*** Begin section ***
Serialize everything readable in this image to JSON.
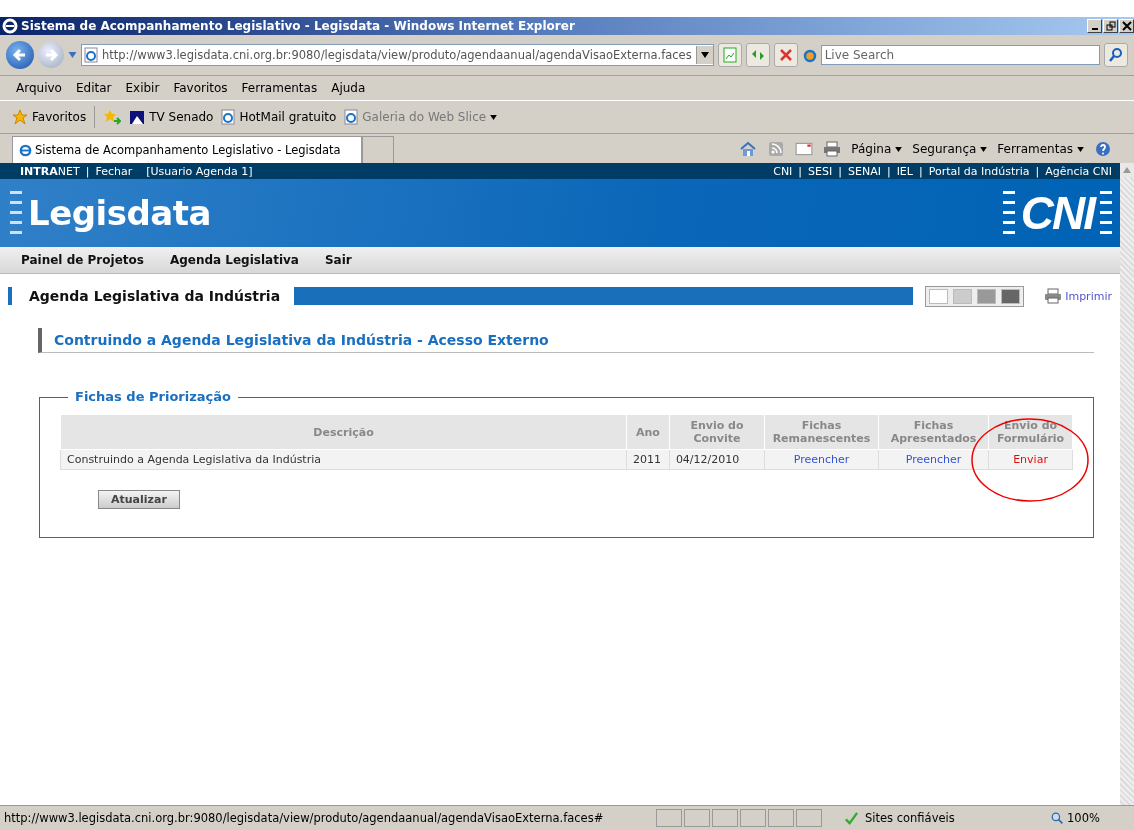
{
  "window": {
    "title": "Sistema de Acompanhamento Legislativo - Legisdata - Windows Internet Explorer"
  },
  "address_bar": {
    "url": "http://www3.legisdata.cni.org.br:9080/legisdata/view/produto/agendaanual/agendaVisaoExterna.faces"
  },
  "search": {
    "placeholder": "Live Search"
  },
  "menu": [
    "Arquivo",
    "Editar",
    "Exibir",
    "Favoritos",
    "Ferramentas",
    "Ajuda"
  ],
  "favorites_bar": {
    "label": "Favoritos",
    "links": [
      {
        "label": "TV Senado",
        "kind": "site"
      },
      {
        "label": "HotMail gratuito",
        "kind": "ie"
      },
      {
        "label": "Galeria do Web Slice",
        "kind": "slice"
      }
    ]
  },
  "tabs": [
    {
      "label": "Sistema de Acompanhamento Legislativo - Legisdata",
      "selected": true
    }
  ],
  "command_bar": [
    "Página",
    "Segurança",
    "Ferramentas"
  ],
  "page": {
    "separator": "|",
    "top_left": [
      "**INTRA**NET",
      "Fechar"
    ],
    "user": "[Usuario Agenda 1]",
    "top_right": [
      "CNI",
      "SESI",
      "SENAI",
      "IEL",
      "Portal da Indústria",
      "Agência CNI"
    ],
    "logo": "Legisdata",
    "brand": "CNI",
    "nav": [
      "Painel de Projetos",
      "Agenda Legislativa",
      "Sair"
    ],
    "heading": "Agenda Legislativa da Indústria",
    "swatches": [
      {
        "color": "#ffffff"
      },
      {
        "color": "#cccccc"
      },
      {
        "color": "#999999"
      },
      {
        "color": "#666666"
      }
    ],
    "print": "Imprimir",
    "subheading": "Contruindo a Agenda Legislativa da Indústria - Acesso Externo",
    "fieldset": {
      "legend": "Fichas de Priorização",
      "table": {
        "columns": [
          "Descrição",
          "Ano",
          "Envio do Convite",
          "Fichas Remanescentes",
          "Fichas Apresentados",
          "Envio do Formulário"
        ],
        "rows": [
          {
            "cells": [
              {
                "text": "Construindo a Agenda Legislativa da Indústria",
                "kind": "text"
              },
              {
                "text": "2011",
                "kind": "text"
              },
              {
                "text": "04/12/2010",
                "kind": "text"
              },
              {
                "text": "Preencher",
                "kind": "link"
              },
              {
                "text": "Preencher",
                "kind": "link"
              },
              {
                "text": "Enviar",
                "kind": "action"
              }
            ]
          }
        ]
      },
      "button": "Atualizar"
    }
  },
  "status_bar": {
    "url": "http://www3.legisdata.cni.org.br:9080/legisdata/view/produto/agendaanual/agendaVisaoExterna.faces#",
    "zone": "Sites confiáveis",
    "zoom": "100%"
  }
}
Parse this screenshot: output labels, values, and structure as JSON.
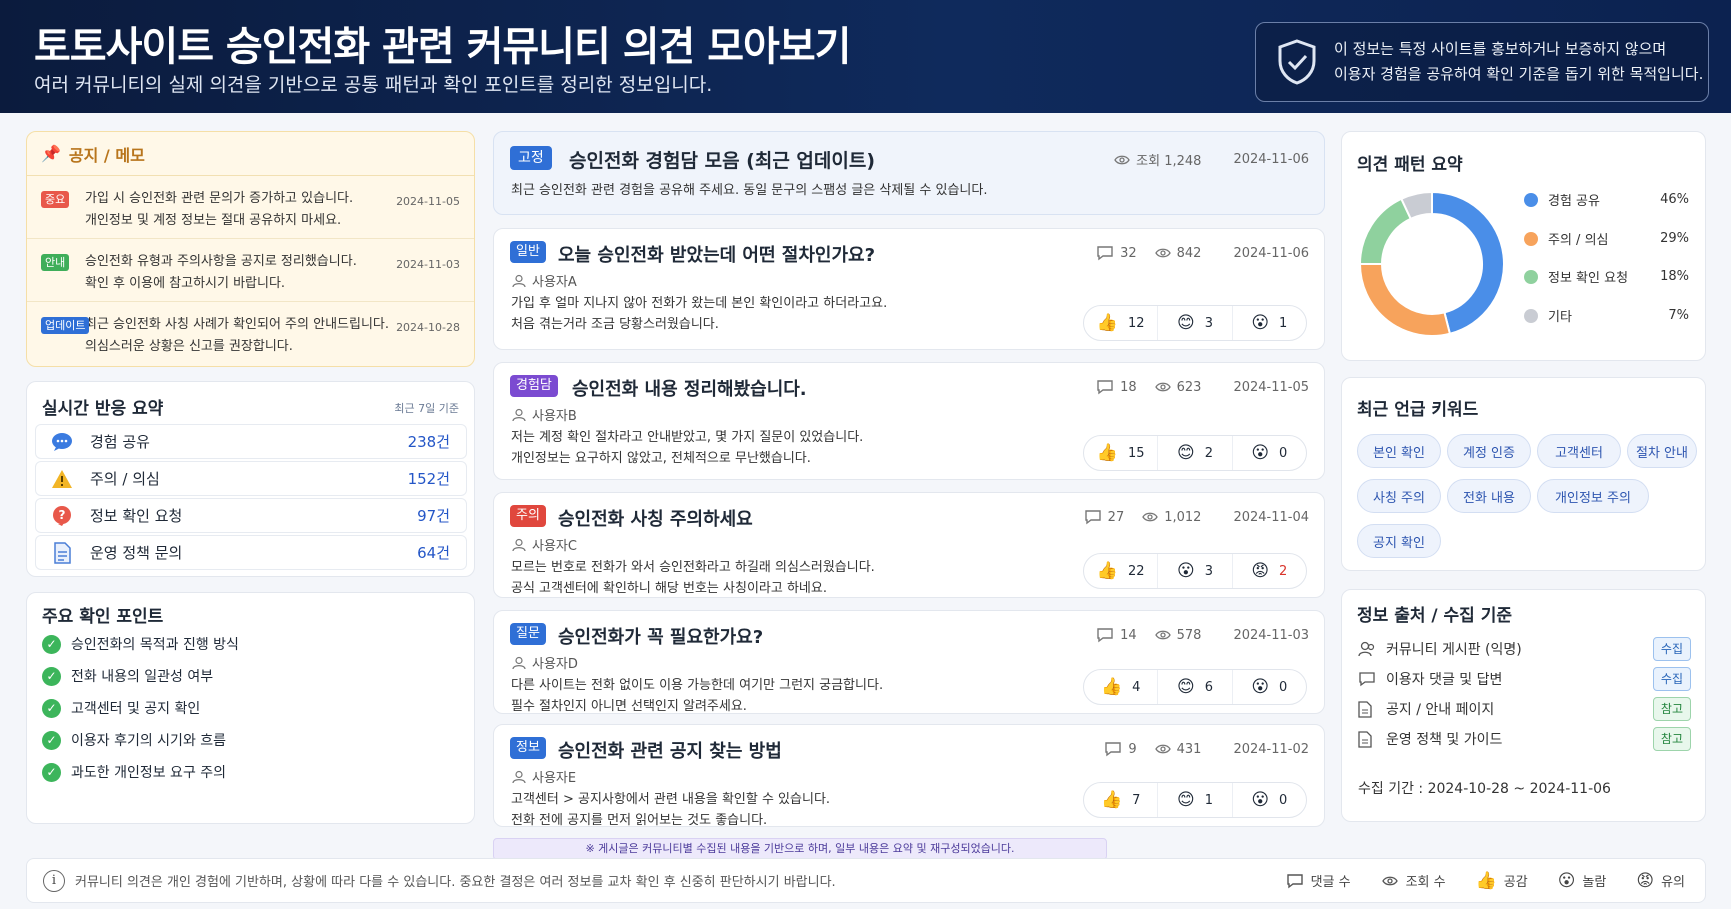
{
  "header": {
    "title": "토토사이트 승인전화 관련 커뮤니티 의견 모아보기",
    "subtitle": "여러 커뮤니티의 실제 의견을 기반으로 공통 패턴과 확인 포인트를 정리한 정보입니다.",
    "disclaimer_line1": "이 정보는 특정 사이트를 홍보하거나 보증하지 않으며",
    "disclaimer_line2": "이용자 경험을 공유하여 확인 기준을 돕기 위한 목적입니다."
  },
  "notice": {
    "title": "공지 / 메모",
    "items": [
      {
        "badge": "중요",
        "color": "#e8584a",
        "line1": "가입 시 승인전화 관련 문의가 증가하고 있습니다.",
        "line2": "개인정보 및 계정 정보는 절대 공유하지 마세요.",
        "date": "2024-11-05"
      },
      {
        "badge": "안내",
        "color": "#3fae5a",
        "line1": "승인전화 유형과 주의사항을 공지로 정리했습니다.",
        "line2": "확인 후 이용에 참고하시기 바랍니다.",
        "date": "2024-11-03"
      },
      {
        "badge": "업데이트",
        "color": "#2f6fd6",
        "line1": "최근 승인전화 사칭 사례가 확인되어 주의 안내드립니다.",
        "line2": "의심스러운 상황은 신고를 권장합니다.",
        "date": "2024-10-28"
      }
    ]
  },
  "summary": {
    "title": "실시간 반응 요약",
    "basis": "최근 7일 기준",
    "rows": [
      {
        "label": "경험 공유",
        "count": "238건",
        "icon": "chat-bubble-icon"
      },
      {
        "label": "주의 / 의심",
        "count": "152건",
        "icon": "warning-icon"
      },
      {
        "label": "정보 확인 요청",
        "count": "97건",
        "icon": "question-icon"
      },
      {
        "label": "운영 정책 문의",
        "count": "64건",
        "icon": "document-icon"
      }
    ]
  },
  "checks": {
    "title": "주요 확인 포인트",
    "items": [
      "승인전화의 목적과 진행 방식",
      "전화 내용의 일관성 여부",
      "고객센터 및 공지 확인",
      "이용자 후기의 시기와 흐름",
      "과도한 개인정보 요구 주의"
    ]
  },
  "pinned": {
    "badge": "고정",
    "title": "승인전화 경험담 모음 (최근 업데이트)",
    "views": "조회 1,248",
    "date": "2024-11-06",
    "body": "최근 승인전화 관련 경험을 공유해 주세요. 동일 문구의 스팸성 글은 삭제될 수 있습니다."
  },
  "posts": [
    {
      "badge": "일반",
      "color": "#2f6fd6",
      "title": "오늘 승인전화 받았는데 어떤 절차인가요?",
      "comments": "32",
      "views": "842",
      "date": "2024-11-06",
      "author": "사용자A",
      "line1": "가입 후 얼마 지나지 않아 전화가 왔는데 본인 확인이라고 하더라고요.",
      "line2": "처음 겪는거라 조금 당황스러웠습니다.",
      "r1": "12",
      "r2": "3",
      "r3": "1",
      "e2": "😊",
      "e3": "😮"
    },
    {
      "badge": "경험담",
      "color": "#7b4bd1",
      "title": "승인전화 내용 정리해봤습니다.",
      "comments": "18",
      "views": "623",
      "date": "2024-11-05",
      "author": "사용자B",
      "line1": "저는 계정 확인 절차라고 안내받았고, 몇 가지 질문이 있었습니다.",
      "line2": "개인정보는 요구하지 않았고, 전체적으로 무난했습니다.",
      "r1": "15",
      "r2": "2",
      "r3": "0",
      "e2": "😊",
      "e3": "😮"
    },
    {
      "badge": "주의",
      "color": "#e0473d",
      "title": "승인전화 사칭 주의하세요",
      "comments": "27",
      "views": "1,012",
      "date": "2024-11-04",
      "author": "사용자C",
      "line1": "모르는 번호로 전화가 와서 승인전화라고 하길래 의심스러웠습니다.",
      "line2": "공식 고객센터에 확인하니 해당 번호는 사칭이라고 하네요.",
      "r1": "22",
      "r2": "3",
      "r3": "2",
      "e2": "😮",
      "e3": "😡"
    },
    {
      "badge": "질문",
      "color": "#2f6fd6",
      "title": "승인전화가 꼭 필요한가요?",
      "comments": "14",
      "views": "578",
      "date": "2024-11-03",
      "author": "사용자D",
      "line1": "다른 사이트는 전화 없이도 이용 가능한데 여기만 그런지 궁금합니다.",
      "line2": "필수 절차인지 아니면 선택인지 알려주세요.",
      "r1": "4",
      "r2": "6",
      "r3": "0",
      "e2": "😊",
      "e3": "😮"
    },
    {
      "badge": "정보",
      "color": "#2f6fd6",
      "title": "승인전화 관련 공지 찾는 방법",
      "comments": "9",
      "views": "431",
      "date": "2024-11-02",
      "author": "사용자E",
      "line1": "고객센터 > 공지사항에서 관련 내용을 확인할 수 있습니다.",
      "line2": "전화 전에 공지를 먼저 읽어보는 것도 좋습니다.",
      "r1": "7",
      "r2": "1",
      "r3": "0",
      "e2": "😊",
      "e3": "😮"
    }
  ],
  "source_note": "※ 게시글은 커뮤니티별 수집된 내용을 기반으로 하며, 일부 내용은 요약 및 재구성되었습니다.",
  "pattern": {
    "title": "의견 패턴 요약",
    "chart_data": {
      "type": "pie",
      "categories": [
        "경험 공유",
        "주의 / 의심",
        "정보 확인 요청",
        "기타"
      ],
      "values": [
        46,
        29,
        18,
        7
      ],
      "value_labels": [
        "46%",
        "29%",
        "18%",
        "7%"
      ],
      "colors": [
        "#4a8ee8",
        "#f7a35c",
        "#8fd19e",
        "#c9ccd3"
      ]
    }
  },
  "keywords": {
    "title": "최근 언급 키워드",
    "items": [
      "본인 확인",
      "계정 인증",
      "고객센터",
      "절차 안내",
      "사칭 주의",
      "전화 내용",
      "개인정보 주의",
      "공지 확인"
    ]
  },
  "sources": {
    "title": "정보 출처 / 수집 기준",
    "rows": [
      {
        "name": "커뮤니티 게시판 (익명)",
        "tag": "수집",
        "kind": "collect"
      },
      {
        "name": "이용자 댓글 및 답변",
        "tag": "수집",
        "kind": "collect"
      },
      {
        "name": "공지 / 안내 페이지",
        "tag": "참고",
        "kind": "ref"
      },
      {
        "name": "운영 정책 및 가이드",
        "tag": "참고",
        "kind": "ref"
      }
    ],
    "period": "수집 기간 : 2024-10-28 ~ 2024-11-06"
  },
  "footer": {
    "text": "커뮤니티 의견은 개인 경험에 기반하며, 상황에 따라 다를 수 있습니다. 중요한 결정은 여러 정보를 교차 확인 후 신중히 판단하시기 바랍니다.",
    "legend": {
      "comments": "댓글 수",
      "views": "조회 수",
      "like": "공감",
      "surprise": "놀람",
      "caution": "유의"
    }
  }
}
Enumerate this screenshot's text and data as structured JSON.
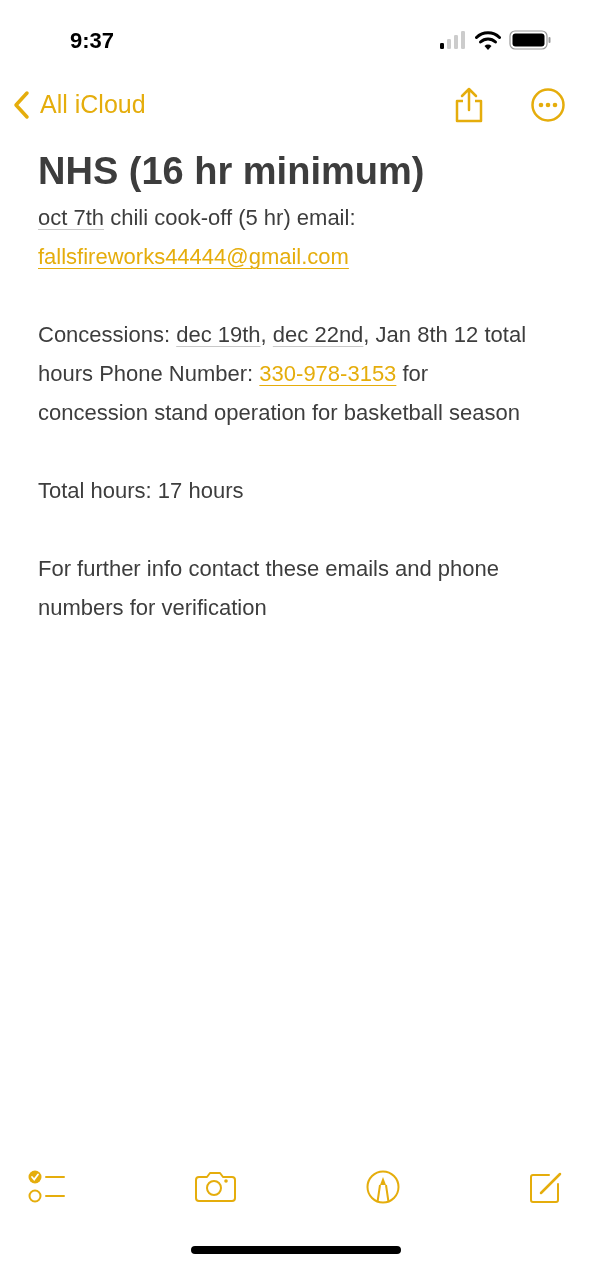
{
  "status_bar": {
    "time": "9:37"
  },
  "nav": {
    "back_label": "All iCloud"
  },
  "note": {
    "title": "NHS (16 hr minimum)",
    "paragraphs": [
      [
        {
          "kind": "date",
          "text": "oct 7th"
        },
        {
          "kind": "text",
          "text": " chili cook-off (5 hr) email: "
        },
        {
          "kind": "link",
          "text": "fallsfireworks44444@gmail.com"
        }
      ],
      [
        {
          "kind": "text",
          "text": "Concessions: "
        },
        {
          "kind": "date",
          "text": "dec 19th"
        },
        {
          "kind": "text",
          "text": ", "
        },
        {
          "kind": "date",
          "text": "dec 22nd"
        },
        {
          "kind": "text",
          "text": ", Jan 8th 12 total hours Phone Number: "
        },
        {
          "kind": "link",
          "text": "330-978-3153"
        },
        {
          "kind": "text",
          "text": " for concession stand operation for basketball season"
        }
      ],
      [
        {
          "kind": "text",
          "text": "Total hours: 17 hours"
        }
      ],
      [
        {
          "kind": "text",
          "text": "For further info contact these emails and phone numbers for verification"
        }
      ]
    ]
  }
}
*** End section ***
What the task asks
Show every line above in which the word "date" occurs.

Output of the task
        "date": "2024-11-05"
        "date": "2024-11-03"
        "date": "2024-10-28"
    "date": "2024-11-06",
      "date": "2024-11-06",
      "date": "2024-11-05",
      "date": "2024-11-04",
      "date": "2024-11-03",
      "date": "2024-11-02",
          "kind": "date",
          "kind": "date",
          "kind": "date",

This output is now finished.